Goal of the exercise -
The answer must consist of the records below, repeated exactly.

======== Data section

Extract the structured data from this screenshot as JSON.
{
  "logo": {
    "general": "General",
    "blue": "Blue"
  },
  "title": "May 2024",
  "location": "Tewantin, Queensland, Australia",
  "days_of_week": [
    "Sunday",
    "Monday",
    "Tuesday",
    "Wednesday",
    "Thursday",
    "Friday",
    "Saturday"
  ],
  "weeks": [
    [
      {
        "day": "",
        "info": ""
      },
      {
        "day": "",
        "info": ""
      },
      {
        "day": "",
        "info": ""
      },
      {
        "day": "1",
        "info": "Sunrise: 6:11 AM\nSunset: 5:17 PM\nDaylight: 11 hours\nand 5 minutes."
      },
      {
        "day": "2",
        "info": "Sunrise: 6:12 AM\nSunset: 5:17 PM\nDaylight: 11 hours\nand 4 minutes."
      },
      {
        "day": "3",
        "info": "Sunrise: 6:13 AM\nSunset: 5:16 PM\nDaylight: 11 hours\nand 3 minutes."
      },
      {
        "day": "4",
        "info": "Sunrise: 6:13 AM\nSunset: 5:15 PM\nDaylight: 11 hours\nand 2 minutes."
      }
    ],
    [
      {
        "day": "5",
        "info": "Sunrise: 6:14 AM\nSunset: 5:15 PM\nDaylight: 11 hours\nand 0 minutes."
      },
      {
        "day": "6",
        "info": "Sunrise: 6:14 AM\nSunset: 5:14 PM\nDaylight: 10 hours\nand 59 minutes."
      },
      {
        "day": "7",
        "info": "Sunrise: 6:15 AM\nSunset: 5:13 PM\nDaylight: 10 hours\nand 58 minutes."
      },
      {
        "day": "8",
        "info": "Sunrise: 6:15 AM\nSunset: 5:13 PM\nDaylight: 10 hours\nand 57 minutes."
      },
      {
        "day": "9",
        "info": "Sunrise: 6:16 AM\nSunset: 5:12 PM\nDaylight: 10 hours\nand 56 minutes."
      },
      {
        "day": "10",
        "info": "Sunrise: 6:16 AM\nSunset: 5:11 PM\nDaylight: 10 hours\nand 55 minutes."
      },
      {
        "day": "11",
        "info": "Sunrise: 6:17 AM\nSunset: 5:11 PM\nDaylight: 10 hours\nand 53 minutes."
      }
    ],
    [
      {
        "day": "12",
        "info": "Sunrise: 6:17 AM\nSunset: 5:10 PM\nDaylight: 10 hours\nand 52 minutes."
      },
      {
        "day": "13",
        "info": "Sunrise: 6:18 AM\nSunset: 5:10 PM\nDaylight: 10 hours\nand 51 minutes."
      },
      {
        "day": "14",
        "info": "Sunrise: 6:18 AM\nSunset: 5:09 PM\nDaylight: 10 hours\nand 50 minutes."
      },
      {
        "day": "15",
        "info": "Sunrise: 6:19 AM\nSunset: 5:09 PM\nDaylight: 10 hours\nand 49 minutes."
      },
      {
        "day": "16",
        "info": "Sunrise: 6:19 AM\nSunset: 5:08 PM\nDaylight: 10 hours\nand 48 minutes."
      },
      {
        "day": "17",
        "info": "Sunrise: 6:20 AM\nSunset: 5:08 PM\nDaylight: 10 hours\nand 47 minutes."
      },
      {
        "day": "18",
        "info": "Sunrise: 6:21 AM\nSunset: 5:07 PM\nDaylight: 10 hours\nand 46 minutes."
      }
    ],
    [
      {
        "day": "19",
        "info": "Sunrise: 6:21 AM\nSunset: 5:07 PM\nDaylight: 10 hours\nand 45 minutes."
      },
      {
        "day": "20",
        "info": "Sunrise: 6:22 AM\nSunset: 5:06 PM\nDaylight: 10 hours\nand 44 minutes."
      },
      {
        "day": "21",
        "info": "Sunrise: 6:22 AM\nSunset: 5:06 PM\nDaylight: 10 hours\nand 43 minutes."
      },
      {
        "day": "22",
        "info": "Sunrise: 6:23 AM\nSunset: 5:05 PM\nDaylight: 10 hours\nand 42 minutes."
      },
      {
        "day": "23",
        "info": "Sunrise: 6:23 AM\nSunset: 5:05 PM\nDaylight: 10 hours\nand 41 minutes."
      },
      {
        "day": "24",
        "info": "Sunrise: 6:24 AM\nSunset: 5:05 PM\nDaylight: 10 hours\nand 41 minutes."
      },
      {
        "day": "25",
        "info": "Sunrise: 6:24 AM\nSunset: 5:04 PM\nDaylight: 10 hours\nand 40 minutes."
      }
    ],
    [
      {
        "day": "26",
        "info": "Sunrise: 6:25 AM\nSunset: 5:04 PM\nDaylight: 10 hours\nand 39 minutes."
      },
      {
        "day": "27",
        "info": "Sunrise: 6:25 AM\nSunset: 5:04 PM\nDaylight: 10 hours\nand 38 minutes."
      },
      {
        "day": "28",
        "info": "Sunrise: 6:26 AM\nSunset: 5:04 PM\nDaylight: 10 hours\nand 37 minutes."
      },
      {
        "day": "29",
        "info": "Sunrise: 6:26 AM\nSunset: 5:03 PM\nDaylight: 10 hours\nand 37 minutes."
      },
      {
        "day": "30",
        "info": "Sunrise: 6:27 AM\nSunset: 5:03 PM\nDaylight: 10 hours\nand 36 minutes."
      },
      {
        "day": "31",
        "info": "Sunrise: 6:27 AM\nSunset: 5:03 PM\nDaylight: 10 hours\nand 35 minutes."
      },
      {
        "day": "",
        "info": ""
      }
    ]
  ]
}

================

Result -
Extract the structured data from this screenshot as JSON.
{
  "logo": {
    "general": "General",
    "blue": "Blue"
  },
  "title": "May 2024",
  "location": "Tewantin, Queensland, Australia",
  "days_of_week": [
    "Sunday",
    "Monday",
    "Tuesday",
    "Wednesday",
    "Thursday",
    "Friday",
    "Saturday"
  ],
  "weeks": [
    [
      {
        "day": "",
        "info": ""
      },
      {
        "day": "",
        "info": ""
      },
      {
        "day": "",
        "info": ""
      },
      {
        "day": "1",
        "info": "Sunrise: 6:11 AM\nSunset: 5:17 PM\nDaylight: 11 hours\nand 5 minutes."
      },
      {
        "day": "2",
        "info": "Sunrise: 6:12 AM\nSunset: 5:17 PM\nDaylight: 11 hours\nand 4 minutes."
      },
      {
        "day": "3",
        "info": "Sunrise: 6:13 AM\nSunset: 5:16 PM\nDaylight: 11 hours\nand 3 minutes."
      },
      {
        "day": "4",
        "info": "Sunrise: 6:13 AM\nSunset: 5:15 PM\nDaylight: 11 hours\nand 2 minutes."
      }
    ],
    [
      {
        "day": "5",
        "info": "Sunrise: 6:14 AM\nSunset: 5:15 PM\nDaylight: 11 hours\nand 0 minutes."
      },
      {
        "day": "6",
        "info": "Sunrise: 6:14 AM\nSunset: 5:14 PM\nDaylight: 10 hours\nand 59 minutes."
      },
      {
        "day": "7",
        "info": "Sunrise: 6:15 AM\nSunset: 5:13 PM\nDaylight: 10 hours\nand 58 minutes."
      },
      {
        "day": "8",
        "info": "Sunrise: 6:15 AM\nSunset: 5:13 PM\nDaylight: 10 hours\nand 57 minutes."
      },
      {
        "day": "9",
        "info": "Sunrise: 6:16 AM\nSunset: 5:12 PM\nDaylight: 10 hours\nand 56 minutes."
      },
      {
        "day": "10",
        "info": "Sunrise: 6:16 AM\nSunset: 5:11 PM\nDaylight: 10 hours\nand 55 minutes."
      },
      {
        "day": "11",
        "info": "Sunrise: 6:17 AM\nSunset: 5:11 PM\nDaylight: 10 hours\nand 53 minutes."
      }
    ],
    [
      {
        "day": "12",
        "info": "Sunrise: 6:17 AM\nSunset: 5:10 PM\nDaylight: 10 hours\nand 52 minutes."
      },
      {
        "day": "13",
        "info": "Sunrise: 6:18 AM\nSunset: 5:10 PM\nDaylight: 10 hours\nand 51 minutes."
      },
      {
        "day": "14",
        "info": "Sunrise: 6:18 AM\nSunset: 5:09 PM\nDaylight: 10 hours\nand 50 minutes."
      },
      {
        "day": "15",
        "info": "Sunrise: 6:19 AM\nSunset: 5:09 PM\nDaylight: 10 hours\nand 49 minutes."
      },
      {
        "day": "16",
        "info": "Sunrise: 6:19 AM\nSunset: 5:08 PM\nDaylight: 10 hours\nand 48 minutes."
      },
      {
        "day": "17",
        "info": "Sunrise: 6:20 AM\nSunset: 5:08 PM\nDaylight: 10 hours\nand 47 minutes."
      },
      {
        "day": "18",
        "info": "Sunrise: 6:21 AM\nSunset: 5:07 PM\nDaylight: 10 hours\nand 46 minutes."
      }
    ],
    [
      {
        "day": "19",
        "info": "Sunrise: 6:21 AM\nSunset: 5:07 PM\nDaylight: 10 hours\nand 45 minutes."
      },
      {
        "day": "20",
        "info": "Sunrise: 6:22 AM\nSunset: 5:06 PM\nDaylight: 10 hours\nand 44 minutes."
      },
      {
        "day": "21",
        "info": "Sunrise: 6:22 AM\nSunset: 5:06 PM\nDaylight: 10 hours\nand 43 minutes."
      },
      {
        "day": "22",
        "info": "Sunrise: 6:23 AM\nSunset: 5:05 PM\nDaylight: 10 hours\nand 42 minutes."
      },
      {
        "day": "23",
        "info": "Sunrise: 6:23 AM\nSunset: 5:05 PM\nDaylight: 10 hours\nand 41 minutes."
      },
      {
        "day": "24",
        "info": "Sunrise: 6:24 AM\nSunset: 5:05 PM\nDaylight: 10 hours\nand 41 minutes."
      },
      {
        "day": "25",
        "info": "Sunrise: 6:24 AM\nSunset: 5:04 PM\nDaylight: 10 hours\nand 40 minutes."
      }
    ],
    [
      {
        "day": "26",
        "info": "Sunrise: 6:25 AM\nSunset: 5:04 PM\nDaylight: 10 hours\nand 39 minutes."
      },
      {
        "day": "27",
        "info": "Sunrise: 6:25 AM\nSunset: 5:04 PM\nDaylight: 10 hours\nand 38 minutes."
      },
      {
        "day": "28",
        "info": "Sunrise: 6:26 AM\nSunset: 5:04 PM\nDaylight: 10 hours\nand 37 minutes."
      },
      {
        "day": "29",
        "info": "Sunrise: 6:26 AM\nSunset: 5:03 PM\nDaylight: 10 hours\nand 37 minutes."
      },
      {
        "day": "30",
        "info": "Sunrise: 6:27 AM\nSunset: 5:03 PM\nDaylight: 10 hours\nand 36 minutes."
      },
      {
        "day": "31",
        "info": "Sunrise: 6:27 AM\nSunset: 5:03 PM\nDaylight: 10 hours\nand 35 minutes."
      },
      {
        "day": "",
        "info": ""
      }
    ]
  ]
}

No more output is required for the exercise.